"We know that in 2018, nearly 40% of military ballots that were rejected in the general election were not counted because they missed the deadline," said Jack Noland, a group spokesman. "Voters abroad face unique challenges, and the last thing we should want is a process cut short that dishonors [their] service."
Bob Carey, a retired Navy captain who serves as chairman of the National Defense Committee and was director of the Defense Department's Federal Voting Assistance Program from 2009 to 2012, said he believes voters might not understand the potential for disenfranchisement this year with the sheer volume of absentee ballots expected to be cast.
"It has nothing to do with the Post Office. It has nothing to do with election officials. It's simply that people aren't used to voting this way and they are going to screw it up," Carey said.
The Military Vote Coalition, a nonpartisan group of at least 15 organizations, has begun reaching out to state election officials to ensure that ballots were sent out on time; members say they have concerns that military voting rights may be abrogated if the laws established to protect them are inadequate, or if they get lost in the shuffle of mail-in votes.
"[Military and overseas ballots] are special -- especially the military ballots -- and they do rate special treatment," Carey said.
He recommends that voters who can cast their vote early in person do so to ensure their vote is counted, or stand in line on Election Day.
Military personnel who must vote absentee should follow the instructions on FVAP.gov.
"FVAP.gov really does have great information to walk them through the process and walk them through their options. They have it broken down by state," Carey said. "Two, if they are hearing about a problem, reach out to the Military Vote Coalition and tell us about it so we can get relief."
RepresentUs, the group behind Count Every Hero, claims a diverse group of board and advisory council members that includes former Microsoft vice president and activist Jon DeVaan; YuChiang Chen, president of TopGolf Media; activist Anke Faber; actor Jennifer Lawrence; and film director Adam McKay.

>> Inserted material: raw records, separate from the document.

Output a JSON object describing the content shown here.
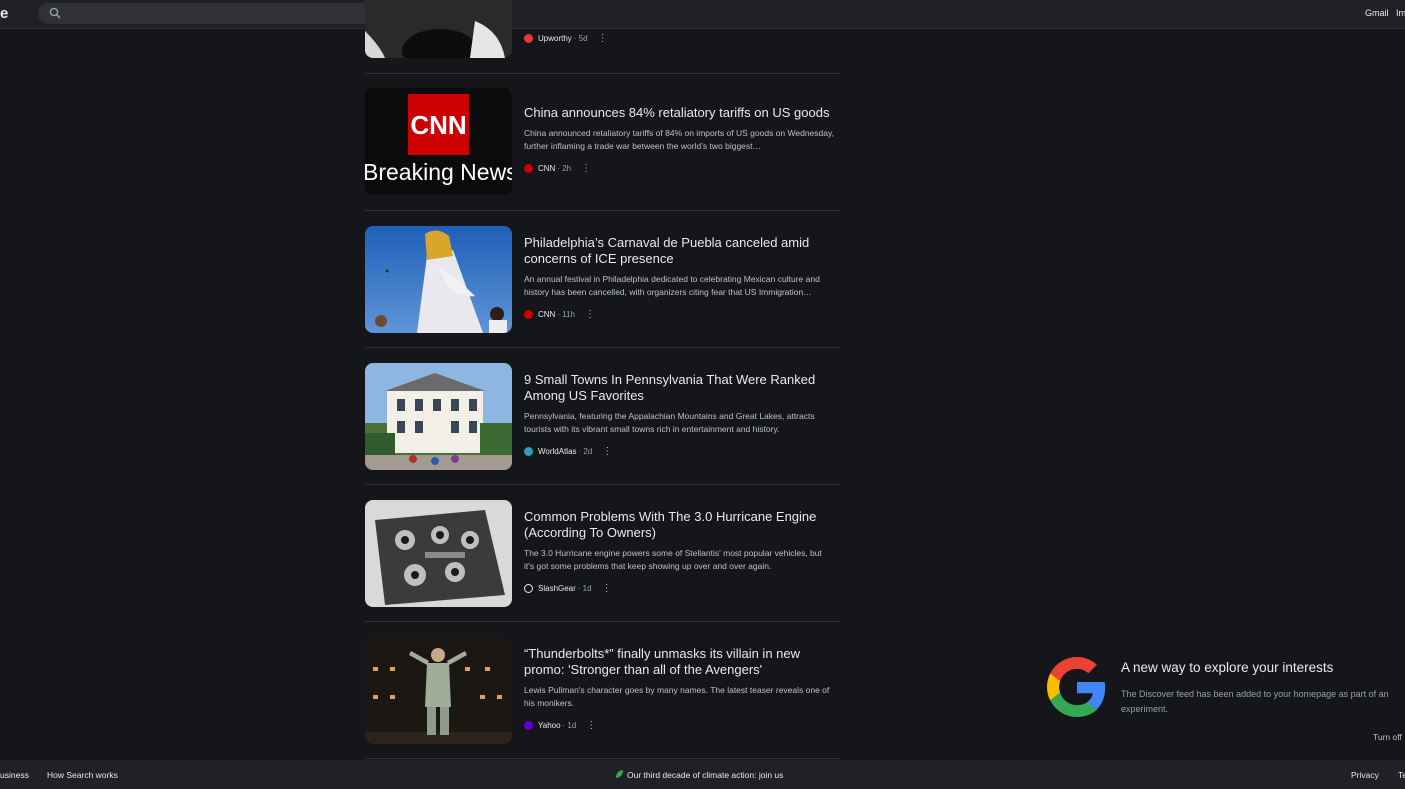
{
  "header": {
    "logo_fragment": "e",
    "search": {
      "value": "",
      "placeholder": ""
    },
    "links": [
      "Gmail",
      "Im"
    ]
  },
  "feed": {
    "partial_card": {
      "source": "Upworthy",
      "age": "· 5d",
      "more": "⋮"
    },
    "cards": [
      {
        "title": "China announces 84% retaliatory tariffs on US goods",
        "snippet": "China announced retaliatory tariffs of 84% on imports of US goods on Wednesday, further inflaming a trade war between the world’s two biggest…",
        "source": "CNN",
        "age": "· 2h",
        "thumb_text_logo": "CNN",
        "thumb_text_caption": "Breaking News",
        "source_color": "#cc0000"
      },
      {
        "title": "Philadelphia’s Carnaval de Puebla canceled amid concerns of ICE presence",
        "snippet": "An annual festival in Philadelphia dedicated to celebrating Mexican culture and history has been cancelled, with organizers citing fear that US Immigration…",
        "source": "CNN",
        "age": "· 11h",
        "source_color": "#cc0000"
      },
      {
        "title": "9 Small Towns In Pennsylvania That Were Ranked Among US Favorites",
        "snippet": "Pennsylvania, featuring the Appalachian Mountains and Great Lakes, attracts tourists with its vibrant small towns rich in entertainment and history.",
        "source": "WorldAtlas",
        "age": "· 2d",
        "source_color": "#2a9fb8"
      },
      {
        "title": "Common Problems With The 3.0 Hurricane Engine (According To Owners)",
        "snippet": "The 3.0 Hurricane engine powers some of Stellantis' most popular vehicles, but it's got some problems that keep showing up over and over again.",
        "source": "SlashGear",
        "age": "· 1d",
        "source_color": "#e8eaed"
      },
      {
        "title": "“Thunderbolts*” finally unmasks its villain in new promo: 'Stronger than all of the Avengers'",
        "snippet": "Lewis Pullman's character goes by many names. The latest teaser reveals one of his monikers.",
        "source": "Yahoo",
        "age": "· 1d",
        "source_color": "#6001d2"
      }
    ]
  },
  "promo": {
    "title": "A new way to explore your interests",
    "body": "The Discover feed has been added to your homepage as part of an experiment.",
    "turn_off": "Turn off"
  },
  "footer": {
    "business": "usiness",
    "how_search_works": "How Search works",
    "climate": "Our third decade of climate action: join us",
    "privacy": "Privacy",
    "terms": "Te"
  }
}
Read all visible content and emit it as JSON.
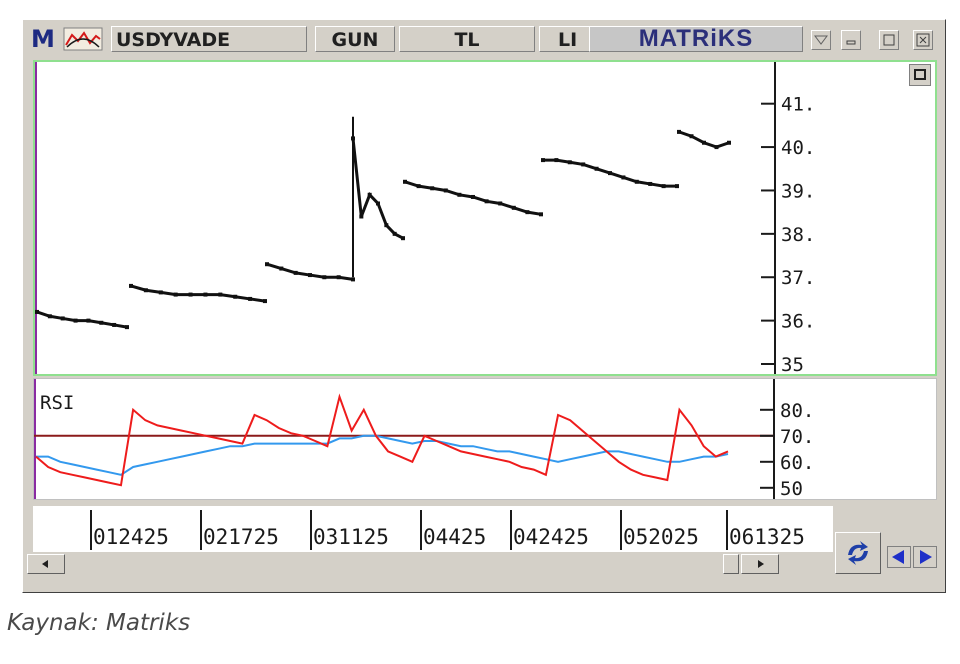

According to the group, advisers "span the political spectrum, from progressives to Tea Party conservatives."
More on the advocacy group can be found at its website.